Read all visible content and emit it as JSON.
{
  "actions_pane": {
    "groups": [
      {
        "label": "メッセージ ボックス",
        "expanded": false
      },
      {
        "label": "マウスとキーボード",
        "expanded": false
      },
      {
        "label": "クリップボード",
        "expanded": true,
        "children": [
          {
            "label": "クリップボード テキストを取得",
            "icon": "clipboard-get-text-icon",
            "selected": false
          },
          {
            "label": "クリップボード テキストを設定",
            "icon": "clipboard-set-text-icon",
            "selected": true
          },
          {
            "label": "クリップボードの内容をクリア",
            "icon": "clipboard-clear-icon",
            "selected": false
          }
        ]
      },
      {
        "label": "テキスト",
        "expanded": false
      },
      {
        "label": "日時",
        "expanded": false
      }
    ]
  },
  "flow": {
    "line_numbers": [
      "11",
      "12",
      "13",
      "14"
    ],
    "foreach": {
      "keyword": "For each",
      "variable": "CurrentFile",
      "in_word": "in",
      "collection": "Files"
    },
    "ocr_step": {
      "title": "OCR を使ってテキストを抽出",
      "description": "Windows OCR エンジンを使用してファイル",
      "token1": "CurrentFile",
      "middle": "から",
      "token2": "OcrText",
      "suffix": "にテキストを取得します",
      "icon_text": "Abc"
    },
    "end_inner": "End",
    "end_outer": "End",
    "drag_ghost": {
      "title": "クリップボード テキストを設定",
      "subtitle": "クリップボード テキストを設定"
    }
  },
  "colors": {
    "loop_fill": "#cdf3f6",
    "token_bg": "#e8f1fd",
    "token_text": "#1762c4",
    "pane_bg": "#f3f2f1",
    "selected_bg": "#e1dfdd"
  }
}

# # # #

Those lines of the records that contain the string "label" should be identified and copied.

        "label": "メッセージ ボックス",
        "label": "マウスとキーボード",
        "label": "クリップボード",
            "label": "クリップボード テキストを取得",
            "label": "クリップボード テキストを設定",
            "label": "クリップボードの内容をクリア",
        "label": "テキスト",
        "label": "日時",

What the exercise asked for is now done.